== RECORDS FOR PROCESSING ==

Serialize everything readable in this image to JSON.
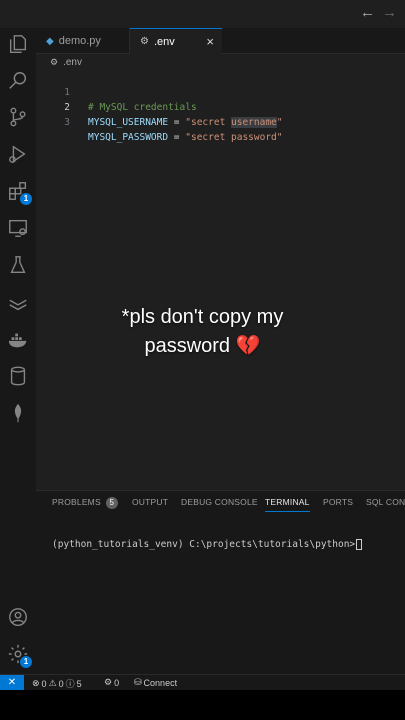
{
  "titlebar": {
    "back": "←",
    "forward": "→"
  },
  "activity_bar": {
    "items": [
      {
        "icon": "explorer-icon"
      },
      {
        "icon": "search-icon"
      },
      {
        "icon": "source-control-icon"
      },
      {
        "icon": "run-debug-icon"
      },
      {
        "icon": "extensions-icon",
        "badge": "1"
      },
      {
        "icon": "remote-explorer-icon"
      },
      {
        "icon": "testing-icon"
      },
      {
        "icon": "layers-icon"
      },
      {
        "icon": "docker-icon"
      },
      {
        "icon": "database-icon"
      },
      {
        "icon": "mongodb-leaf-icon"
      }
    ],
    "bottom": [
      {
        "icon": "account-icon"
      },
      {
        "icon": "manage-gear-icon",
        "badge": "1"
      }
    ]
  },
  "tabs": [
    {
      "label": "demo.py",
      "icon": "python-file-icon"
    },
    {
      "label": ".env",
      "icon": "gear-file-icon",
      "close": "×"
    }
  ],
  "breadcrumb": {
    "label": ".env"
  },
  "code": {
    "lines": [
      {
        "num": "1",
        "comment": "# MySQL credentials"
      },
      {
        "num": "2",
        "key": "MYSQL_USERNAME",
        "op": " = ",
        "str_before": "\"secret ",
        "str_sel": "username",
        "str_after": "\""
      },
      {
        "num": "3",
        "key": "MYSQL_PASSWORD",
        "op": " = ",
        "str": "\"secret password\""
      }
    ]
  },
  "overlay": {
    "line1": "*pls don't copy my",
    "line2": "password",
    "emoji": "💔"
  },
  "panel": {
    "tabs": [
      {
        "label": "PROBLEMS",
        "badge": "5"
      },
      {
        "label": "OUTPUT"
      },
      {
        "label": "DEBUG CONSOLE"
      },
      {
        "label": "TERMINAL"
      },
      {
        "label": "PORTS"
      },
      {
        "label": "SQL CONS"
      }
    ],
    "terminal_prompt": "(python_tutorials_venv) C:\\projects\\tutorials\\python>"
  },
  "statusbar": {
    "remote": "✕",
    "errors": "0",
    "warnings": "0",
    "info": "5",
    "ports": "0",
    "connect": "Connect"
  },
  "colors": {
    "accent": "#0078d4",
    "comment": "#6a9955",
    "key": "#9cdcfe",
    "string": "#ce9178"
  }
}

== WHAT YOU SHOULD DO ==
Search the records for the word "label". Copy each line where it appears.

== WRITTEN ANSWER ==
      "label": "demo.py",
      "label": ".env",
    "label": ".env"
        "label": "PROBLEMS",
        "label": "OUTPUT"
        "label": "DEBUG CONSOLE"
        "label": "TERMINAL"
        "label": "PORTS"
        "label": "SQL CONS"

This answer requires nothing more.